____ SOURCE DATA

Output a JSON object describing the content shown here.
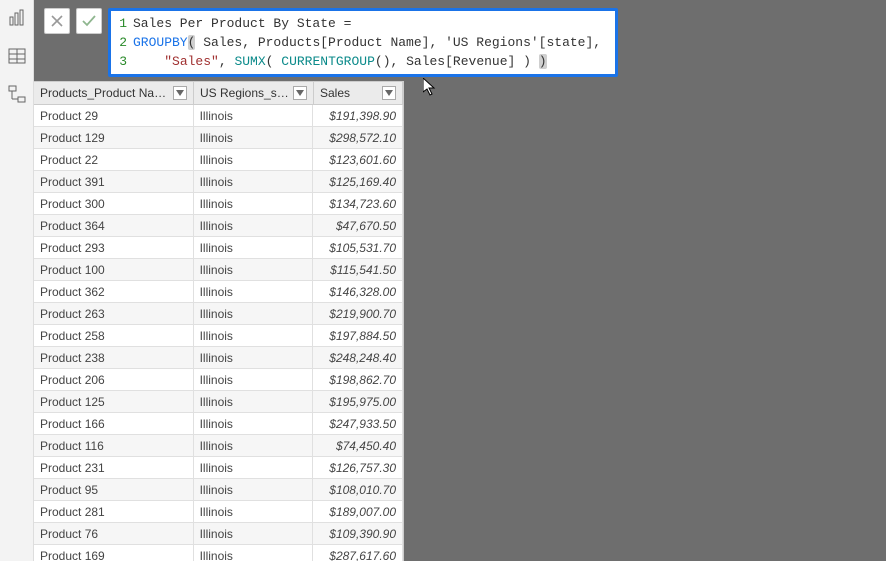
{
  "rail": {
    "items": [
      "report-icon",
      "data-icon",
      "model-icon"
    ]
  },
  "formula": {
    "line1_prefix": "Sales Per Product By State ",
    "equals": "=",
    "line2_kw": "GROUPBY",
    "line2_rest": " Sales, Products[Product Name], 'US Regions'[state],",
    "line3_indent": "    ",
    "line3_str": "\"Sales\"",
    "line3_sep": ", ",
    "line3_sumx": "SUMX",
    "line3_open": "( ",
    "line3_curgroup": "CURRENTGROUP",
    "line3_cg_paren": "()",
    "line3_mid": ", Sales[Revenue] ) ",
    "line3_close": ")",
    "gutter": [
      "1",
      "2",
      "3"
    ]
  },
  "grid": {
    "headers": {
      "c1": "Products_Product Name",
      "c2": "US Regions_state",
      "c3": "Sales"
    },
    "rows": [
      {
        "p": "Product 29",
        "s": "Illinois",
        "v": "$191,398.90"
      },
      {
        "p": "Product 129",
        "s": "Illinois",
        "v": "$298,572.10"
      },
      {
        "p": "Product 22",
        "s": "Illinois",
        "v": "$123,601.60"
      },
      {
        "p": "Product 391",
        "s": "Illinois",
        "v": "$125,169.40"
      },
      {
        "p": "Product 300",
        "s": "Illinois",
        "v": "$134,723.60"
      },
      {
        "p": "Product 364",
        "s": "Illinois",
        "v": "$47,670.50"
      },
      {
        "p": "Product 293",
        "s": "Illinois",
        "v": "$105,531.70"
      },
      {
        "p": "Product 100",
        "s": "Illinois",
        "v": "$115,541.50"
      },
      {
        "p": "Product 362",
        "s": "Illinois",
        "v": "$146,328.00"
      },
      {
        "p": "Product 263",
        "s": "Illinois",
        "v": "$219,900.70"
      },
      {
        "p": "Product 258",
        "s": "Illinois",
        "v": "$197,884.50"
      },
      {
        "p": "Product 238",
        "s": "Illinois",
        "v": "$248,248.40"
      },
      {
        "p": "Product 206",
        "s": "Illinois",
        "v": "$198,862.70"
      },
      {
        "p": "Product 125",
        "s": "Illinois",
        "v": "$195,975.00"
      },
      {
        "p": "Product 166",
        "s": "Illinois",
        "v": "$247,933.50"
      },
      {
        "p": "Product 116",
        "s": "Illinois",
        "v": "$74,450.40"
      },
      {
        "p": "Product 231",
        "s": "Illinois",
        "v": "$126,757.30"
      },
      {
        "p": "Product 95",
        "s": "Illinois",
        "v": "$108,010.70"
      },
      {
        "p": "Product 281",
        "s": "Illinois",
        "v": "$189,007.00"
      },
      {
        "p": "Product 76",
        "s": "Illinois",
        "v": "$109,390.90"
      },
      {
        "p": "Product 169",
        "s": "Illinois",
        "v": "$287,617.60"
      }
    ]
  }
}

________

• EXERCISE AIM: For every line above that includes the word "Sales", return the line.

• EXERCISE ANSWER:
    "line1_prefix": "Sales Per Product By State ",
    "line2_rest": " Sales, Products[Product Name], 'US Regions'[state],",
    "line3_str": "\"Sales\"",
    "line3_mid": ", Sales[Revenue] ) ",
      "c3": "Sales"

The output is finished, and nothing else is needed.